• **Exercise details**:
Check every line of the listing below for the word "this" and give the number of lines where it appears, with nothing added.

• **Raw data**:
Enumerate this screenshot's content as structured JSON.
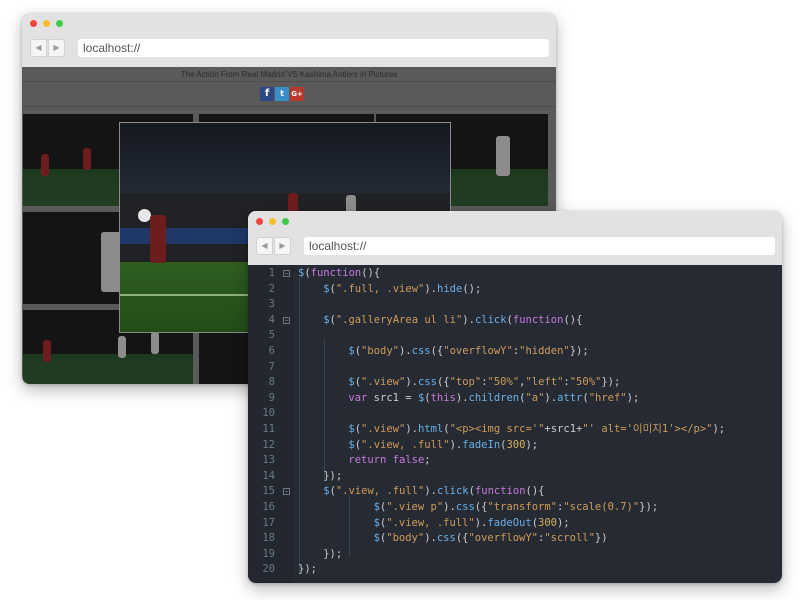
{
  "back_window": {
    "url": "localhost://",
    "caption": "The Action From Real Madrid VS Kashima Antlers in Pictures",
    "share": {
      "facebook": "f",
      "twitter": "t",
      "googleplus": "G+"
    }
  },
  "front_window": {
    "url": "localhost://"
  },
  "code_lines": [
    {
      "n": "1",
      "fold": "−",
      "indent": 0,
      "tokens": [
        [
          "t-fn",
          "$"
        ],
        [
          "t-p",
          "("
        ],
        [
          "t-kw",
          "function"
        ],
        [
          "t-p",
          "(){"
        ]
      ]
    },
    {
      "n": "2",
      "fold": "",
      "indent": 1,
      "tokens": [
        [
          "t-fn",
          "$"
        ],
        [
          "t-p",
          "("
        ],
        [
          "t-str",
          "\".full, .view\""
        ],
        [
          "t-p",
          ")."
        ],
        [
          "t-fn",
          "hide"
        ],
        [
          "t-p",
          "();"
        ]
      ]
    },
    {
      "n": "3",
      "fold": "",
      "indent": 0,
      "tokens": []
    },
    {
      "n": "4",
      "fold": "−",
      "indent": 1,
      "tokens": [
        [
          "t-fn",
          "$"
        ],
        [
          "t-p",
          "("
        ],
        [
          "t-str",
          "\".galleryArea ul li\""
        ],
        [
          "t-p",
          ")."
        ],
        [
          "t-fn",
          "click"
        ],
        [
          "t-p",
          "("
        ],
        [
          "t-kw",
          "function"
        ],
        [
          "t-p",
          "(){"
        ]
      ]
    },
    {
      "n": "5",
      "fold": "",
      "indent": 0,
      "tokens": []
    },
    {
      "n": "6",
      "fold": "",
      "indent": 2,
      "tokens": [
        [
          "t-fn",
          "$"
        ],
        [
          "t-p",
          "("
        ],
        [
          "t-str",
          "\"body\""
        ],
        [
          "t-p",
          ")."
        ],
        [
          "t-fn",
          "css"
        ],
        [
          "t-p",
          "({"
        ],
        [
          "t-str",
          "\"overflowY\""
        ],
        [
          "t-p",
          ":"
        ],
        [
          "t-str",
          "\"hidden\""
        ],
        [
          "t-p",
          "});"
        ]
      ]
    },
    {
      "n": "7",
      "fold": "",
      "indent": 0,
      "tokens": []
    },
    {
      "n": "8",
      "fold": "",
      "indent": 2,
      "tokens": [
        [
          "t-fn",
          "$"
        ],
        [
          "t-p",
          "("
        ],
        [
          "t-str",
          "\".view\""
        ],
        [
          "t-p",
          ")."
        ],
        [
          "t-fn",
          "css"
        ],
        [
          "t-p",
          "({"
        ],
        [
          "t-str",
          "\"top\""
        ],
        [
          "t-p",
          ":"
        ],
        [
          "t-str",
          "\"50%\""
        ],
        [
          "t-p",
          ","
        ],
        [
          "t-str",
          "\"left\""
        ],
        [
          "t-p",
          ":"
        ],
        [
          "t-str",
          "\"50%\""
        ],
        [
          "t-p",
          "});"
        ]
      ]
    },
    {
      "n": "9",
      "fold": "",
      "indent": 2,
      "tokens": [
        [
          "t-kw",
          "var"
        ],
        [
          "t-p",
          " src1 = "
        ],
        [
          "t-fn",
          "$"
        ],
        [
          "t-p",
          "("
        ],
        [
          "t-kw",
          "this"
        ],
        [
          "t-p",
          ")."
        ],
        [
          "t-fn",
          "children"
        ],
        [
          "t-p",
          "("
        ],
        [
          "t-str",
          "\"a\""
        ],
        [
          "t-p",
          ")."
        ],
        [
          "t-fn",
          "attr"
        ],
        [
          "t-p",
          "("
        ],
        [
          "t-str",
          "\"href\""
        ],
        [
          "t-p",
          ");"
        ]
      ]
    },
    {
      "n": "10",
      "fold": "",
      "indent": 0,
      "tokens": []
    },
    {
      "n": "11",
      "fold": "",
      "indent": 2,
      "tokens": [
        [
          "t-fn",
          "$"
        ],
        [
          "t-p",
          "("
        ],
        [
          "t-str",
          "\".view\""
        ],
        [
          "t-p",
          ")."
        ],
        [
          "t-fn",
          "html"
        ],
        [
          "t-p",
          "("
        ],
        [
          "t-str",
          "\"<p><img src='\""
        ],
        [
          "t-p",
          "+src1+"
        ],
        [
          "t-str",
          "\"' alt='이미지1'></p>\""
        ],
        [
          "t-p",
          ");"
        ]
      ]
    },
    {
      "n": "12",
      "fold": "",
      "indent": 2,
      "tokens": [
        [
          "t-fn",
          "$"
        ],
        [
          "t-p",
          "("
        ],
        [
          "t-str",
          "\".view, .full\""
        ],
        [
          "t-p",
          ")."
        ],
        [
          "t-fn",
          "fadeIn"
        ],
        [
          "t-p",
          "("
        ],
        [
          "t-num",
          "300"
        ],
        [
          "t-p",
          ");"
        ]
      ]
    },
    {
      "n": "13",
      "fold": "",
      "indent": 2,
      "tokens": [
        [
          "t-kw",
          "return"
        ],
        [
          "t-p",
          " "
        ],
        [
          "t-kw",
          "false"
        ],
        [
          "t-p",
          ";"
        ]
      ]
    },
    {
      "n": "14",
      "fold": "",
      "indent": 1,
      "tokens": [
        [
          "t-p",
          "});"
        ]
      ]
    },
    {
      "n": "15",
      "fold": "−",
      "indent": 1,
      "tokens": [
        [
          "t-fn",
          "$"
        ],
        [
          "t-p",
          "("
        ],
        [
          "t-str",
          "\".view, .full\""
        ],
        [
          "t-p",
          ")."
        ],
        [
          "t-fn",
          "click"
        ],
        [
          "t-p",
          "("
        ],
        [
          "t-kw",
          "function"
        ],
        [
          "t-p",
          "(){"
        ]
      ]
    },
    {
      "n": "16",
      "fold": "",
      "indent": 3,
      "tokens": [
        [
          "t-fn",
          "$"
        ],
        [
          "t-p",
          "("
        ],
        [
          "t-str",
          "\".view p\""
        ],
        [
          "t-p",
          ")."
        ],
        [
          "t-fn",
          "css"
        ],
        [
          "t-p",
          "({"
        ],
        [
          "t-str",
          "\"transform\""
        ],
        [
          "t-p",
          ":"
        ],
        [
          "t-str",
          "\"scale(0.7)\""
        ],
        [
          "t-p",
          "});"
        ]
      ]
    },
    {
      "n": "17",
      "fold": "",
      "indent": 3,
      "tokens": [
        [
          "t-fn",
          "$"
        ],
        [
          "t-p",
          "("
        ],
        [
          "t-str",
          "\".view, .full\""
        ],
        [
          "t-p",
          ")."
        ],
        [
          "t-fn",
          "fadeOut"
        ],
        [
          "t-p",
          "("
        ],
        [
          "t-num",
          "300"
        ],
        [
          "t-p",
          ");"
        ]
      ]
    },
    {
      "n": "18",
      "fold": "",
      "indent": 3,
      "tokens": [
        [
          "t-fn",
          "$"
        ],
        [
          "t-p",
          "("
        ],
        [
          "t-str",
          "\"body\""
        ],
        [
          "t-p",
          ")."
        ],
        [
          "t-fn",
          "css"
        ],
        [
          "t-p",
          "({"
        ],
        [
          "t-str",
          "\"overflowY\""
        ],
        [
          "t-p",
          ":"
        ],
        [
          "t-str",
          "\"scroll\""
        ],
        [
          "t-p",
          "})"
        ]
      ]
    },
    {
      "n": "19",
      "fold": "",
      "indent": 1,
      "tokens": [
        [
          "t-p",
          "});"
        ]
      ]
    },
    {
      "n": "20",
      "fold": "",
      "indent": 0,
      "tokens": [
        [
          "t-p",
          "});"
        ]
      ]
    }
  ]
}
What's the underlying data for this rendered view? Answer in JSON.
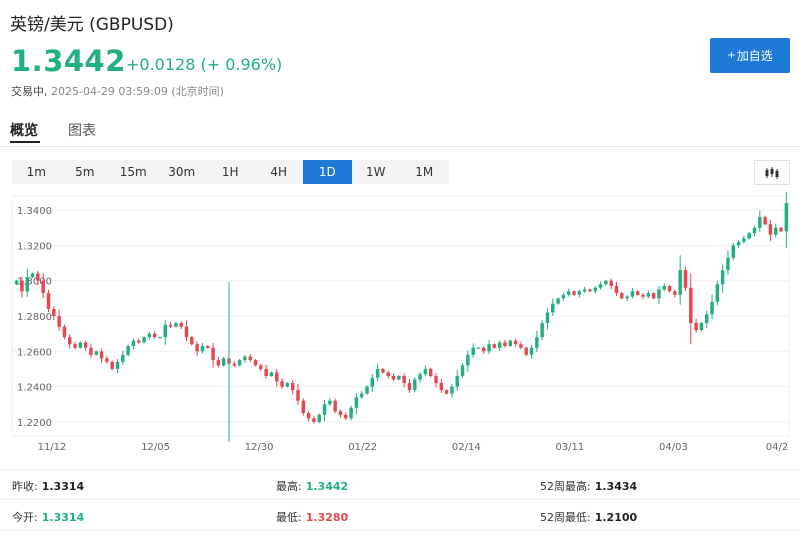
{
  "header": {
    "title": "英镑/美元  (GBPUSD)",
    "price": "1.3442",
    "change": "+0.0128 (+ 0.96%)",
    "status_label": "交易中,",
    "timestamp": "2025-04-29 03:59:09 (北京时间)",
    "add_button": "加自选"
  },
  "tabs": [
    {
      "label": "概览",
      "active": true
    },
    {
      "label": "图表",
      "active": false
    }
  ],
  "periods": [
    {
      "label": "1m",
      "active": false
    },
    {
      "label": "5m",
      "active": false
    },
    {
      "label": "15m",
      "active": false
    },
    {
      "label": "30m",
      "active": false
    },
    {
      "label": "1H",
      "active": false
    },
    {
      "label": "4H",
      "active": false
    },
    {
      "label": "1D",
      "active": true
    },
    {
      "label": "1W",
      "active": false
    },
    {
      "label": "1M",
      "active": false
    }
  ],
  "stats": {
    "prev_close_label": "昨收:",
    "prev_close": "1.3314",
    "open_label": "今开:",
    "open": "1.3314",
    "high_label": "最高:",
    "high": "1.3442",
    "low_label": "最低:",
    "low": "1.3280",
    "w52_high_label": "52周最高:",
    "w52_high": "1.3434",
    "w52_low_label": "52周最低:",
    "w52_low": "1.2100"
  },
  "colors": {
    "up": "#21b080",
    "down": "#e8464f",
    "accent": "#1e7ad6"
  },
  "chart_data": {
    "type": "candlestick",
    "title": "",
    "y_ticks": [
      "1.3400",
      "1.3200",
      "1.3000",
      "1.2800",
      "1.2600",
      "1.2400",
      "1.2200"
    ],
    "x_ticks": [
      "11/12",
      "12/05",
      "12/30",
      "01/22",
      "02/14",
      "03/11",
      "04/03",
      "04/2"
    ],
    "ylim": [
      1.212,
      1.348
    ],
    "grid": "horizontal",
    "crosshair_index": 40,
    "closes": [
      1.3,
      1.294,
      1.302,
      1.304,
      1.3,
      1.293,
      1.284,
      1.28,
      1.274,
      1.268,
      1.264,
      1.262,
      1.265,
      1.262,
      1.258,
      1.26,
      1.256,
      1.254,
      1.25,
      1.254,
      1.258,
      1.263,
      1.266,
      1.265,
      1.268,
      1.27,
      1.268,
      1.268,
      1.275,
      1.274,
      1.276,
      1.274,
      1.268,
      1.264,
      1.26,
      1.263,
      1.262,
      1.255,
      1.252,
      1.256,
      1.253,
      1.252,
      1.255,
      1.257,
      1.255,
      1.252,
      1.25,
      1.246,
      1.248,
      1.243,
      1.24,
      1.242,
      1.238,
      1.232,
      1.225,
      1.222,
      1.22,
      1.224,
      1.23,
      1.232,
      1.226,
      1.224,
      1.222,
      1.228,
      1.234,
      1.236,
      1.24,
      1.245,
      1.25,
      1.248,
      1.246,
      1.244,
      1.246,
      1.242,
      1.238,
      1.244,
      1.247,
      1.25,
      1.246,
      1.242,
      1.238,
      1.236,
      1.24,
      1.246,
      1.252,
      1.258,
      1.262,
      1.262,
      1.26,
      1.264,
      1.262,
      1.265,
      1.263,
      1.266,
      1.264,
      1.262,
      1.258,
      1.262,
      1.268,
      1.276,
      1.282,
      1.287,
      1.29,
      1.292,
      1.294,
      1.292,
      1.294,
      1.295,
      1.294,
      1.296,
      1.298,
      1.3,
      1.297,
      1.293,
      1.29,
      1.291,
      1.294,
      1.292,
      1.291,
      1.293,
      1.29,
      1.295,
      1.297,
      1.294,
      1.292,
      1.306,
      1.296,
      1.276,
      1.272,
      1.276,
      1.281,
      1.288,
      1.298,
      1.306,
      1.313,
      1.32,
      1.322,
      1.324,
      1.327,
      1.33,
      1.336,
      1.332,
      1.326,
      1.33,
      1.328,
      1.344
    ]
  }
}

• **Output of the exercise**:
3